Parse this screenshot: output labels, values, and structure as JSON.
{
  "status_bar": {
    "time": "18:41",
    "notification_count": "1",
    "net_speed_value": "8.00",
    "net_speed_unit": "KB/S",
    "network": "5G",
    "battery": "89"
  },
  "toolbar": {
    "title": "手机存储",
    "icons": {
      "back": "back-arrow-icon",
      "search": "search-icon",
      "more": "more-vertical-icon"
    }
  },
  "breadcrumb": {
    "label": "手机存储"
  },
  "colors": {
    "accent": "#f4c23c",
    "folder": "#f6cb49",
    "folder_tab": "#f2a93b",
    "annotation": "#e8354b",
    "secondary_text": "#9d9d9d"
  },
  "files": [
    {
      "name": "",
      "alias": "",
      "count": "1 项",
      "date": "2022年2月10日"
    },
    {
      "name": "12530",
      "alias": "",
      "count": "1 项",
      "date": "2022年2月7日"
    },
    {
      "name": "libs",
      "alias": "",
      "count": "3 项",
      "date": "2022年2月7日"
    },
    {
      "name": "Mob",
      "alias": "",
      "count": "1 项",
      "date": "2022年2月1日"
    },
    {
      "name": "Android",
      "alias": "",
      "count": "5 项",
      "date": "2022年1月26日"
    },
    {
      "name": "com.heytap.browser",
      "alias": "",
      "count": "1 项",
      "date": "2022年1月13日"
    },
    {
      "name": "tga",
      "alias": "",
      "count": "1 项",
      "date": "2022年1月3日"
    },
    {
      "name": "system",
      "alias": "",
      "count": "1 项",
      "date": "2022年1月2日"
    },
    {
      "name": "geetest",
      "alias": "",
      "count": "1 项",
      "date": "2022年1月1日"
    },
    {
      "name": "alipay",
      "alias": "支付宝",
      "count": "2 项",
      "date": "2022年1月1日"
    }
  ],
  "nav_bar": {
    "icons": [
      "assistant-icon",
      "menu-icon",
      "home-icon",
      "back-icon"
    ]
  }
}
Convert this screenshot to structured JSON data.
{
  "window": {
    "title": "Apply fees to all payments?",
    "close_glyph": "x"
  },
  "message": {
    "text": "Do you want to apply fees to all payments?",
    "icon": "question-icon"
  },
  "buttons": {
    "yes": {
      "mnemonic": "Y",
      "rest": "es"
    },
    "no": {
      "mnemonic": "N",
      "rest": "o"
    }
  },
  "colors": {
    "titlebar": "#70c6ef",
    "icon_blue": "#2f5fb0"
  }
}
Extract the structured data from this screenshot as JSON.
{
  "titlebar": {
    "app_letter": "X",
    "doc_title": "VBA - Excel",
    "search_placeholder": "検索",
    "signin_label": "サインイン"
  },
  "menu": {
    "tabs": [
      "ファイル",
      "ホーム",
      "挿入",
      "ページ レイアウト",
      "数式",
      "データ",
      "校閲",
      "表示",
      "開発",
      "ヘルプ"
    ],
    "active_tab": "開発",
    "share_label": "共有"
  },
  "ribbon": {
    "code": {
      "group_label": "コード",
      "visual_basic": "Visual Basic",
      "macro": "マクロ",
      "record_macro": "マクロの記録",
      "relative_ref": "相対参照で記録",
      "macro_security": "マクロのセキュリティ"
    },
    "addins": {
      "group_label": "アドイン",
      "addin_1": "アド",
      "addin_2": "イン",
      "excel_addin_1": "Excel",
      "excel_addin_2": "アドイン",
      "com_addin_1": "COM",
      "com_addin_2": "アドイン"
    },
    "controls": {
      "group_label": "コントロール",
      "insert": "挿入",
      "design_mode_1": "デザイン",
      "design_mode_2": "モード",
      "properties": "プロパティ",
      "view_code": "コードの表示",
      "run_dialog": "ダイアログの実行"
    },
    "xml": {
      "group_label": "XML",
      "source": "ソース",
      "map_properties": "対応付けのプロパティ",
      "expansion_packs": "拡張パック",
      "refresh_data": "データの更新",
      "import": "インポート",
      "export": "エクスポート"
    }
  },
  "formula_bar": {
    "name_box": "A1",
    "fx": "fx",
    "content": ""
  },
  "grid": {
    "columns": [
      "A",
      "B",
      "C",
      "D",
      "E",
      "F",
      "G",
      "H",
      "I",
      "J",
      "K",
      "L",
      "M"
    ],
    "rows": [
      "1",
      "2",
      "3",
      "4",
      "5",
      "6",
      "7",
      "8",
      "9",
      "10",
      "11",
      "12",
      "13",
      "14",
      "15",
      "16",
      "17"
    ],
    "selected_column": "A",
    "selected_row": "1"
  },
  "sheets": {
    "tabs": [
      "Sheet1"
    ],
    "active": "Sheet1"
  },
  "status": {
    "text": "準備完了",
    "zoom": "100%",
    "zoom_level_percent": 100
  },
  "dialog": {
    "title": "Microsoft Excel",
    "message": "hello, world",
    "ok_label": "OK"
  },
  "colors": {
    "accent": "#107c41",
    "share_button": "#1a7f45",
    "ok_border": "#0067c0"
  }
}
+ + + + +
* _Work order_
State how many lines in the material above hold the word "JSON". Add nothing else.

* _Answer to the exercise_
3